(THE TASK): Go through the data and report how many lines include the word "desc", giving only the number.

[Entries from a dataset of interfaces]
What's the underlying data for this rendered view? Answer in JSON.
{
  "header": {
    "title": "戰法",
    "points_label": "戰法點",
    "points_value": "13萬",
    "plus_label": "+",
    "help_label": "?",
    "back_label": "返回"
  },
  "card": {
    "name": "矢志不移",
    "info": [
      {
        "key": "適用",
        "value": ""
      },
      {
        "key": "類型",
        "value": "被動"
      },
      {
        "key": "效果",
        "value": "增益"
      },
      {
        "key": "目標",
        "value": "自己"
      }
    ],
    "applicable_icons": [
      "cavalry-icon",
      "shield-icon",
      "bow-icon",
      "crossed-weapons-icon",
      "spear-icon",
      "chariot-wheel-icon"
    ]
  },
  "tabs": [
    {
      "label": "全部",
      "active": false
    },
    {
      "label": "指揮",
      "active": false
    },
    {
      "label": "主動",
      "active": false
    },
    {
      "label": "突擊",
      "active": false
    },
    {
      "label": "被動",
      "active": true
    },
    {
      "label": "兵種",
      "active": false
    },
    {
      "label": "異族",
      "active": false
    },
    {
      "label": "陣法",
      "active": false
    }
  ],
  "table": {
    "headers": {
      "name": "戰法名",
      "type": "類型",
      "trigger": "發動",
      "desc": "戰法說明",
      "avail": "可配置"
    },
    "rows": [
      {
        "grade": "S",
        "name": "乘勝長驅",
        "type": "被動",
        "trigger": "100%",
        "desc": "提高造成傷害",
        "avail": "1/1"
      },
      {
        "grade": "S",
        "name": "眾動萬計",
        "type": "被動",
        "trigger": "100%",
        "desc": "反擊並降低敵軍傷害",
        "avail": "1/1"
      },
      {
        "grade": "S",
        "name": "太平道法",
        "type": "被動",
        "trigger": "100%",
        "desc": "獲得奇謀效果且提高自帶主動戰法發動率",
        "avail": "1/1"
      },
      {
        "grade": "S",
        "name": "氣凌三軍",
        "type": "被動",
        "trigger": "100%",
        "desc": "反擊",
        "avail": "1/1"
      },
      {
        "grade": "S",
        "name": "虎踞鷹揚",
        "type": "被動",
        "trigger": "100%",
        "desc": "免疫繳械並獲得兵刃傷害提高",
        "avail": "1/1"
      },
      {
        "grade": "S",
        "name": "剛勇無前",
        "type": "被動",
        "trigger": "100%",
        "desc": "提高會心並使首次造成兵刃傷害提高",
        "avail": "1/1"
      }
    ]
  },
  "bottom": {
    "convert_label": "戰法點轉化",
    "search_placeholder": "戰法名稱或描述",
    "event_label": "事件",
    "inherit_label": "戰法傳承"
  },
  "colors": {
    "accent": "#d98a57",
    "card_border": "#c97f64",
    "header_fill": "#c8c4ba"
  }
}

(SOLUTION FOR THIS EXERCISE): 7